Problem to work on ::
For each line of the listing that holds "icon", show the full line.

Available records ::
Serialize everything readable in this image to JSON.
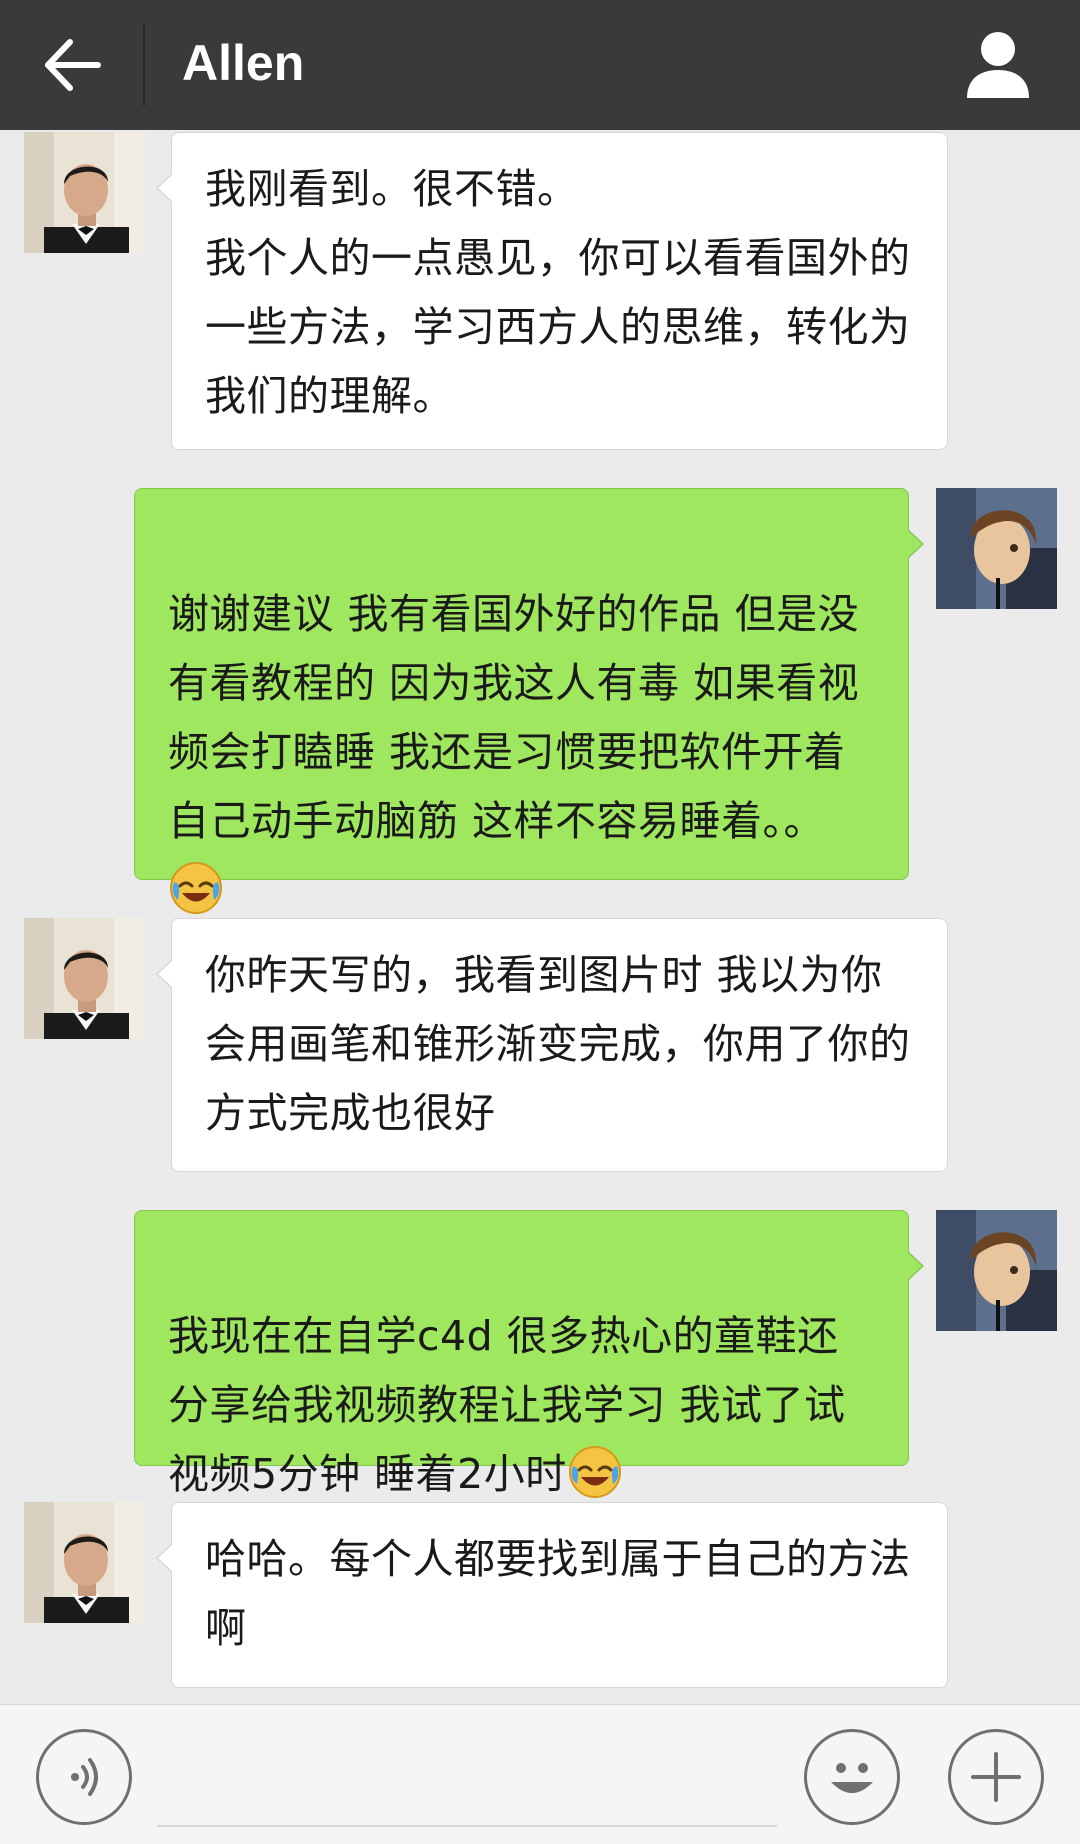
{
  "header": {
    "title": "Allen",
    "back_icon": "arrow-left-icon",
    "profile_icon": "person-icon"
  },
  "colors": {
    "header_bg": "#3a3a3c",
    "chat_bg": "#ebebeb",
    "incoming_bubble": "#ffffff",
    "outgoing_bubble": "#9fe75e"
  },
  "messages": [
    {
      "sender": "Allen",
      "direction": "incoming",
      "text": "我刚看到。很不错。\n我个人的一点愚见，你可以看看国外的一些方法，学习西方人的思维，转化为我们的理解。"
    },
    {
      "sender": "me",
      "direction": "outgoing",
      "text": "谢谢建议 我有看国外好的作品 但是没有看教程的 因为我这人有毒 如果看视频会打瞌睡 我还是习惯要把软件开着自己动手动脑筋 这样不容易睡着。。",
      "emoji": "laughing-crying-emoji"
    },
    {
      "sender": "Allen",
      "direction": "incoming",
      "text": "你昨天写的，我看到图片时 我以为你会用画笔和锥形渐变完成，你用了你的方式完成也很好"
    },
    {
      "sender": "me",
      "direction": "outgoing",
      "text": "我现在在自学c4d 很多热心的童鞋还分享给我视频教程让我学习 我试了试 视频5分钟 睡着2小时",
      "emoji": "laughing-crying-emoji"
    },
    {
      "sender": "Allen",
      "direction": "incoming",
      "text": "哈哈。每个人都要找到属于自己的方法啊"
    }
  ],
  "input_bar": {
    "voice_icon": "voice-icon",
    "emoji_icon": "smiley-icon",
    "plus_icon": "plus-icon",
    "text_value": ""
  }
}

Result ::
    "back_icon": "arrow-left-icon",
    "profile_icon": "person-icon"
    "voice_icon": "voice-icon",
    "emoji_icon": "smiley-icon",
    "plus_icon": "plus-icon",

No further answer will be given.